• PROMPT: How many lines of the data contain the word "another"? Give only that number.

★ ★ ★

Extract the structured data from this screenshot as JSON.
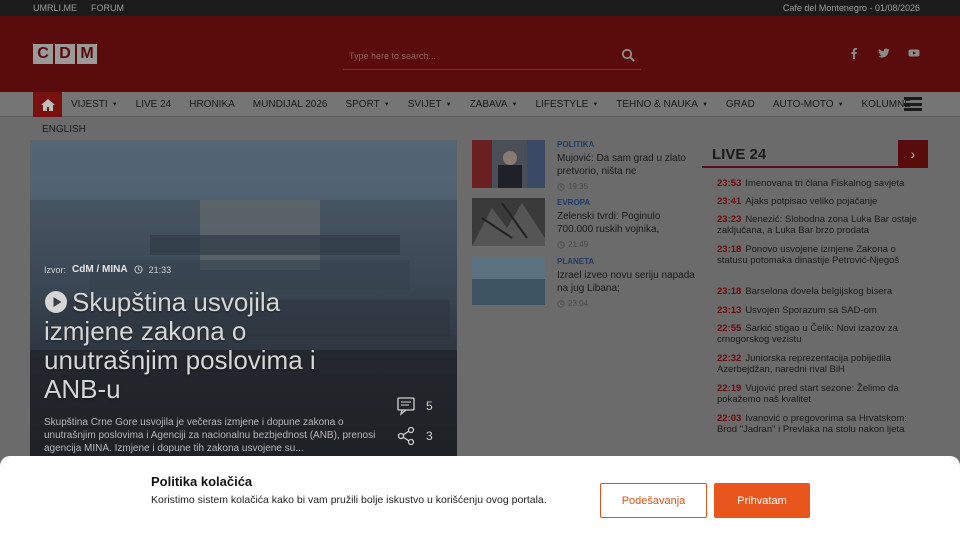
{
  "topbar": {
    "links": [
      "UMRLI.ME",
      "FORUM"
    ],
    "date_text": "Cafe del Montenegro - 01/08/2026"
  },
  "header": {
    "logo_letters": [
      "C",
      "D",
      "M"
    ],
    "search_placeholder": "Type here to search...",
    "social_icons": [
      "facebook-icon",
      "twitter-icon",
      "youtube-icon"
    ]
  },
  "nav": {
    "items": [
      {
        "label": "VIJESTI",
        "dropdown": true
      },
      {
        "label": "LIVE 24",
        "dropdown": false
      },
      {
        "label": "HRONIKA",
        "dropdown": false
      },
      {
        "label": "MUNDIJAL 2026",
        "dropdown": false
      },
      {
        "label": "SPORT",
        "dropdown": true
      },
      {
        "label": "SVIJET",
        "dropdown": true
      },
      {
        "label": "ZABAVA",
        "dropdown": true
      },
      {
        "label": "LIFESTYLE",
        "dropdown": true
      },
      {
        "label": "TEHNO & NAUKA",
        "dropdown": true
      },
      {
        "label": "GRAD",
        "dropdown": false
      },
      {
        "label": "AUTO-MOTO",
        "dropdown": true
      },
      {
        "label": "KOLUMNE",
        "dropdown": false
      }
    ],
    "sub_item": "ENGLISH"
  },
  "hero": {
    "source_label": "Izvor:",
    "source": "CdM / MINA",
    "time": "21:33",
    "title": "Skupština usvojila izmjene zakona o unutrašnjim poslovima i ANB-u",
    "excerpt": "Skupština Crne Gore usvojila je večeras izmjene i dopune zakona o unutrašnjim poslovima i Agenciji za nacionalnu bezbjednost (ANB), prenosi agencija MINA. Izmjene i dopune tih zakona usvojene su...",
    "comments": "5",
    "shares": "3"
  },
  "side_articles": [
    {
      "category": "POLITIKA",
      "title": "Mujović: Da sam grad u zlato pretvorio, ništa ne",
      "time": "19:35"
    },
    {
      "category": "EVROPA",
      "title": "Zelenski tvrdi: Poginulo 700.000 ruskih vojnika,",
      "time": "21:49"
    },
    {
      "category": "PLANETA",
      "title": "Izrael izveo novu seriju napada na jug Libana;",
      "time": "23:04"
    }
  ],
  "live24": {
    "title": "LIVE 24",
    "items": [
      {
        "time": "23:53",
        "text": "Imenovana tri člana Fiskalnog savjeta"
      },
      {
        "time": "23:41",
        "text": "Ajaks potpisao veliko pojačanje"
      },
      {
        "time": "23:23",
        "text": "Nenezić: Slobodna zona Luka Bar ostaje zaključana, a Luka Bar brzo prodata"
      },
      {
        "time": "23:18",
        "text": "Ponovo usvojene izmjene Zakona o statusu potomaka dinastije Petrović-Njegoš"
      },
      {
        "time": "23:18",
        "text": "Barselona dovela belgijskog bisera"
      },
      {
        "time": "23:13",
        "text": "Usvojen Sporazum sa SAD-om"
      },
      {
        "time": "22:55",
        "text": "Sarkić stigao u Čelik: Novi izazov za crnogorskog vezistu"
      },
      {
        "time": "22:32",
        "text": "Juniorska reprezentacija pobijedila Azerbejdžan, naredni rival BiH"
      },
      {
        "time": "22:19",
        "text": "Vujović pred start sezone: Želimo da pokažemo naš kvalitet"
      },
      {
        "time": "22:03",
        "text": "Ivanović o pregovorima sa Hrvatskom: Brod \"Jadran\" i Prevlaka na stolu nakon ljeta"
      }
    ]
  },
  "cookie": {
    "title": "Politika kolačića",
    "text": "Koristimo sistem kolačića kako bi vam pružili bolje iskustvo u korišćenju ovog portala.",
    "settings_label": "Podešavanja",
    "accept_label": "Prihvatam"
  }
}
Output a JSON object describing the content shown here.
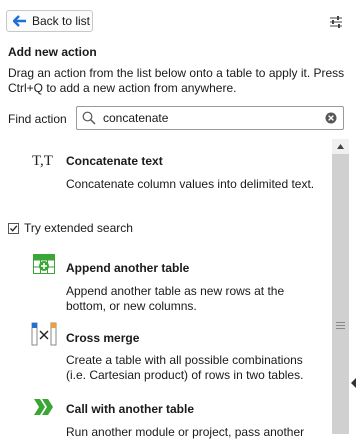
{
  "header": {
    "back_label": "Back to list"
  },
  "panel": {
    "heading": "Add new action",
    "description": "Drag an action from the list below onto a table to apply it. Press Ctrl+Q to add a new action from anywhere."
  },
  "search": {
    "label": "Find action",
    "value": "concatenate"
  },
  "results": [
    {
      "icon": "concatenate-text-icon",
      "title": "Concatenate text",
      "description": "Concatenate column values into delimited text."
    }
  ],
  "extended_search": {
    "label": "Try extended search",
    "checked": true
  },
  "extended_results": [
    {
      "icon": "append-table-icon",
      "title": "Append another table",
      "description": "Append another table as new rows at the bottom, or new columns."
    },
    {
      "icon": "cross-merge-icon",
      "title": "Cross merge",
      "description": "Create a table with all possible combinations (i.e. Cartesian product) of rows in two tables."
    },
    {
      "icon": "call-with-table-icon",
      "title": "Call with another table",
      "description": "Run another module or project, pass another"
    }
  ],
  "colors": {
    "accent": "#1e6fd9",
    "green": "#3aa635",
    "scrollbar_thumb": "#d0d0d0"
  }
}
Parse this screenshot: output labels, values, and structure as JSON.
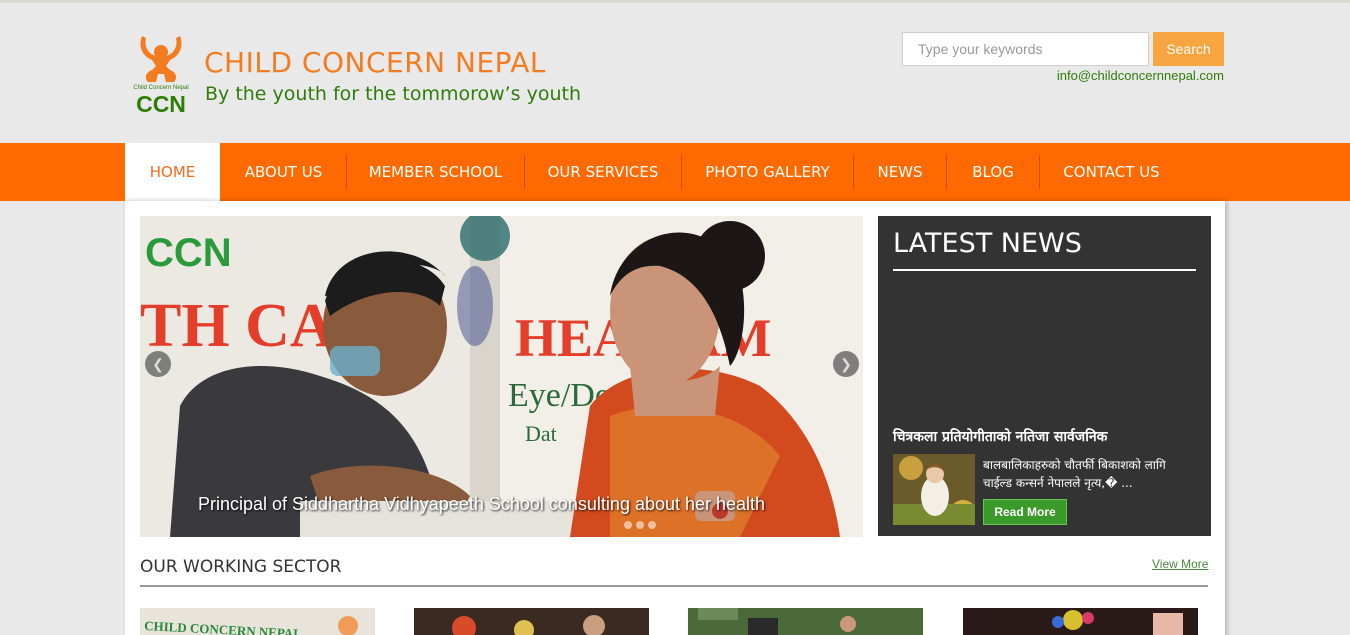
{
  "header": {
    "logo_text": "CCN",
    "logo_subtext": "Child Concern Nepal",
    "title": "CHILD CONCERN NEPAL",
    "tagline": "By the youth for the tommorow’s youth",
    "email": "info@childconcernnepal.com"
  },
  "search": {
    "placeholder": "Type your keywords",
    "button_label": "Search"
  },
  "nav": {
    "items": [
      {
        "label": "HOME",
        "active": true
      },
      {
        "label": "ABOUT US"
      },
      {
        "label": "MEMBER SCHOOL"
      },
      {
        "label": "OUR SERVICES"
      },
      {
        "label": "PHOTO GALLERY"
      },
      {
        "label": "NEWS"
      },
      {
        "label": "BLOG"
      },
      {
        "label": "CONTACT US"
      }
    ]
  },
  "slider": {
    "caption": "Principal of Siddhartha Vidhyapeeth School consulting about her health",
    "prev_icon": "chevron-left-icon",
    "next_icon": "chevron-right-icon",
    "banner_left": "CCN",
    "banner_left_2": "TH CA",
    "banner_right": "HEA  CAM",
    "banner_right_2": "Eye/Den",
    "banner_right_3": "Dat"
  },
  "latest_news": {
    "heading": "LATEST NEWS",
    "item_title": "चित्रकला प्रतियोगीताको नतिजा सार्वजनिक",
    "item_excerpt": "बालबालिकाहरुको चौतर्फी बिकाशको लागि चाईल्ड कन्सर्न नेपालले नृत्य,� ...",
    "read_more_label": "Read More"
  },
  "working_sector": {
    "heading": "OUR WORKING SECTOR",
    "view_more_label": "View More",
    "thumb_text": "CHILD CONCERN NEPAL"
  },
  "colors": {
    "brand_orange": "#ff6a00",
    "brand_green": "#2e7d0a",
    "search_button": "#f7a541",
    "news_bg": "#333333"
  }
}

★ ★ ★

• YOUR SOLUTION: 4